all the walls you have built around the way
you think things should be.” -Rosemerry Wahtola Trommer
Something happened last week. I was told something I already knew. The phrasing was off and wrong, and the words used brought me literally to my knees. Still, I already knew. I understood my young daughter sees the world differently than most souls surrounding her. Her speech therapist had already tried to covey the idea of a “non-auditory” learner to me. No one had ever said, though, that this sweet girl is way-behind, at the bottom of her class.
What exactly does that mean? Let’s review. Letters and numbers are not on her radar. She is captivated with the definitions of big, complex words and ideas. Graphic novels, karate moves, and meteorites are compelling. She dislikes cutting with a scissors or writing with a pencil. She lacks fine motor skills and focus. Yet, every day, with wisdom, Annie tells me, “You need to be kind.”
All week, I have been thinking about a poem titled “Rumi goes to kindergarten” written by Rosemerry Wahtola Trommer. In it, that kinesthetic learner Rumi jumps on the table and spins himself round and round. He says, “find / all the walls you have built around the way / you think things should be.”
For days, I have been facing sadness and then forcing myself to look at all the walls education places around kids such as Annie. Already she knows what is up, that she is in a different place than the girl sitting next to her. She does that female thing, comparing herself and coming up short. It is my job to show her she is smart and focused and creative and wonderful and full of possibilities.
I already know she is each of these qualities and more. The school is stuck on the non-auditory bit. Annie and I get to move the planet a bit, tip the scales and show people another way to be perfect. This is the way Annie is. Teach her where she is at, wherever that corner may be.
It’s like fall, all this beauty surrounding death as the leaves change color and float to the ground. Good-bye to all that, the way you wish things to be easy for those sacred vessels we call our children.
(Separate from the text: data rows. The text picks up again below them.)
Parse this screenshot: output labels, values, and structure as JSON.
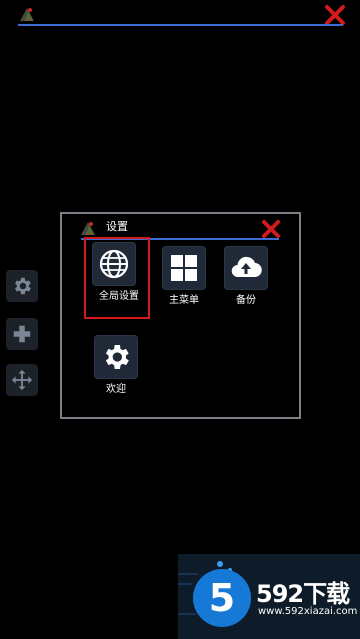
{
  "top_bar": {
    "logo_icon": "app-logo-icon",
    "close_icon": "close-icon",
    "accent": "#3f6bd6",
    "close_color": "#d21a1a"
  },
  "side_toolbar": [
    {
      "name": "gear-icon"
    },
    {
      "name": "plus-icon"
    },
    {
      "name": "move-arrows-icon"
    }
  ],
  "dialog": {
    "title": "设置",
    "tiles": [
      {
        "label": "全局设置",
        "icon": "globe-icon",
        "selected": true
      },
      {
        "label": "主菜单",
        "icon": "grid-icon",
        "selected": false
      },
      {
        "label": "备份",
        "icon": "cloud-upload-icon",
        "selected": false
      },
      {
        "label": "欢迎",
        "icon": "gear-icon",
        "selected": false
      }
    ]
  },
  "watermark": {
    "brand": "592下载",
    "url": "www.592xiazai.com",
    "digit": "5",
    "color": "#1679d6"
  }
}
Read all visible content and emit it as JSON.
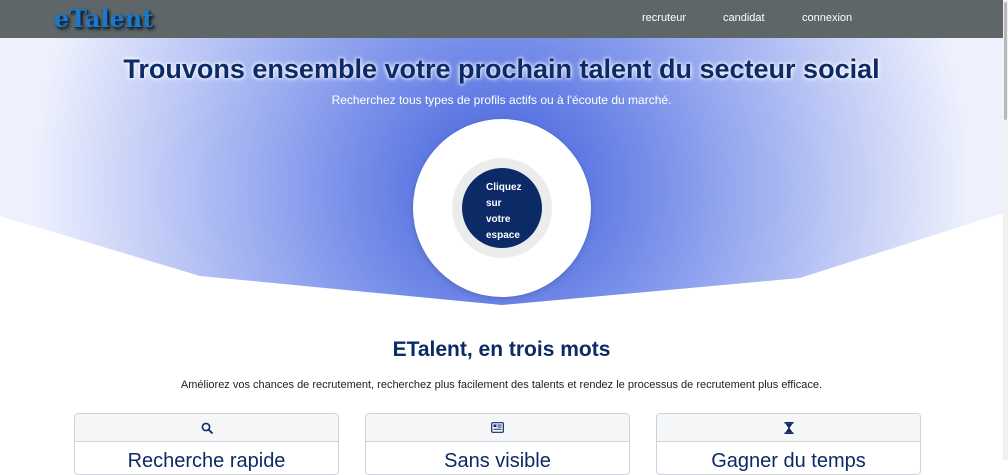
{
  "header": {
    "logo": "eTalent",
    "nav": [
      "recruteur",
      "candidat",
      "connexion"
    ]
  },
  "hero": {
    "title": "Trouvons ensemble votre prochain talent du secteur social",
    "subtitle": "Recherchez tous types de profils actifs ou à l'écoute du marché.",
    "cta_lines": [
      "Cliquez",
      "sur",
      "votre",
      "espace"
    ]
  },
  "section": {
    "title": "ETalent, en trois mots",
    "description": "Améliorez vos chances de recrutement, recherchez plus facilement des talents et rendez le processus de recrutement plus efficace."
  },
  "cards": [
    {
      "icon": "search-icon",
      "title": "Recherche rapide"
    },
    {
      "icon": "newspaper-icon",
      "title": "Sans visible"
    },
    {
      "icon": "hourglass-icon",
      "title": "Gagner du temps"
    }
  ],
  "colors": {
    "navbar": "#5f6668",
    "primary": "#0c2a66",
    "hero_blue": "#4f6fe0",
    "logo": "#1d78c8"
  }
}
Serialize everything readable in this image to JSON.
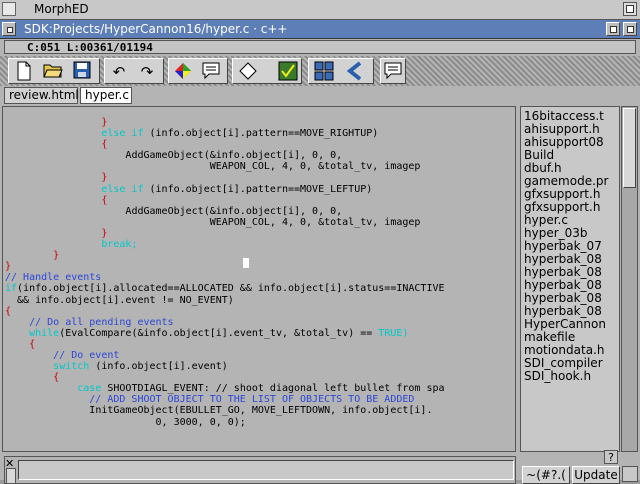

There is grace within this difficulty, too, I know. It is as simple as seeing Annie for herself, and as hard as wrapping my mind around a new way of thinking, altering my viewpoint one letter at a time.